With that in mind, it is a great idea to get our bodies ready for new movements, or for movement patterns we have not focused on for a while. With a little bit of sport-specific preparation, we can start up again with ease, ready to hit the ground running!
Sometimes, these movements are done in a class setting, but perhaps it is a better idea to be pro-active. To insure you are getting the right exercises for your outdoor passion, consider working with a personal trainer. It is a trainer’s job to help you prepare for these more personalized goals. A few sessions with the right focus will do wonders and many who do well in classes should find it easy to retain the knowledge learned during training. If your outdoor sport is one you tend to do every year come end of winter, then sport-specific training is a great investment in your own success.
At FCFW, you have easy and convenient access to a fabulous training facility, Future Shapes, where there are many highly effective, well-qualified trainers who are happy to help you achieve your goals. Don’t hesitate to be the best you can be!
Personal Trainer and Fitness Instructor
Jeannine Guillaume is a AFAA Certified Group Fitness Instructor at the Fitness Club for Women and a certified personal trainer with Future Shapes, a top-notch training facility located in the Fitness Club for Women.
Tips – Chiropractor Noel Cappillo
We have all been suffering through the seemingly unending winter and snowfall. Increased time indoors means less vitamin D production by our bodies when we are exposed to sunshine.
Vitamin D has been shown to have a more important role in immunity than we had previously thought. Most people think about taking extra vitamin C at the first signs of illness. But I always boost vitamin D intake. If you are unsure of your vitamin D levels it is always smart to have your general practitioner test them. But most likely, if you’ve been living in New England and not supplementing vitamin D all winter, your levels are low.
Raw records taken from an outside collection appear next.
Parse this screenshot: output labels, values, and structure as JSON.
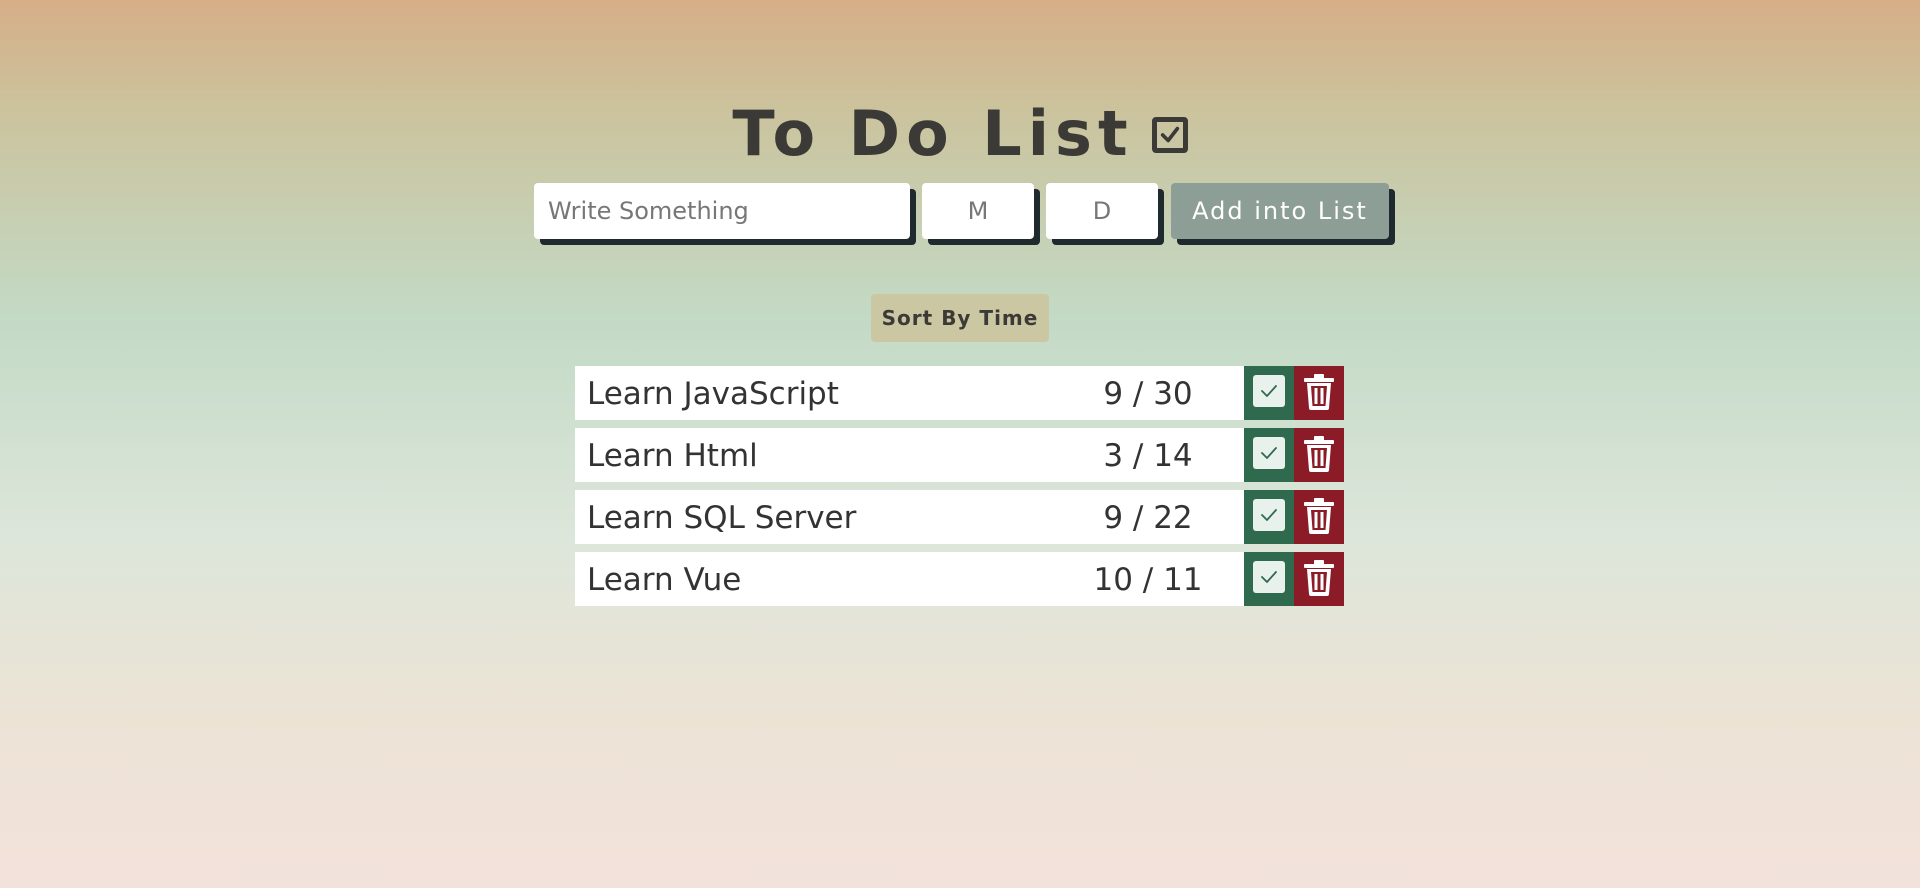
{
  "header": {
    "title": "To Do List",
    "title_icon": "checked-box-icon"
  },
  "form": {
    "text_placeholder": "Write Something",
    "text_value": "",
    "month_placeholder": "M",
    "month_value": "",
    "day_placeholder": "D",
    "day_value": "",
    "add_label": "Add into List"
  },
  "toolbar": {
    "sort_label": "Sort By Time"
  },
  "todos": [
    {
      "text": "Learn JavaScript",
      "date": "9 / 30"
    },
    {
      "text": "Learn Html",
      "date": "3 / 14"
    },
    {
      "text": "Learn SQL Server",
      "date": "9 / 22"
    },
    {
      "text": "Learn Vue",
      "date": "10 / 11"
    }
  ],
  "icons": {
    "complete": "check-icon",
    "delete": "trash-icon"
  },
  "colors": {
    "complete_bg": "#2f6a4f",
    "delete_bg": "#8b1c27",
    "add_button_bg": "#8d9e96",
    "sort_button_bg": "#cbc7a2",
    "title_color": "#3b3a36"
  }
}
Start by supplementing 1000 IU per day (400-800 IU for children) of the D3 form of the vitamin. If symptoms of illness are experienced, you can temporarily increase that to 2000-4000 IU’s. Early Spring is often when viruses creep up on you.
You can also boost your immunity by having you alignment checked by a chiropractor. If you spinal alignment is correct, there is less stress on your nervous system. Your nervous system modulates your immune functions.
Call Dr Noel Cappillo for a complimentary assessment – only available to FCFW members.
148 Linden St, Wellesley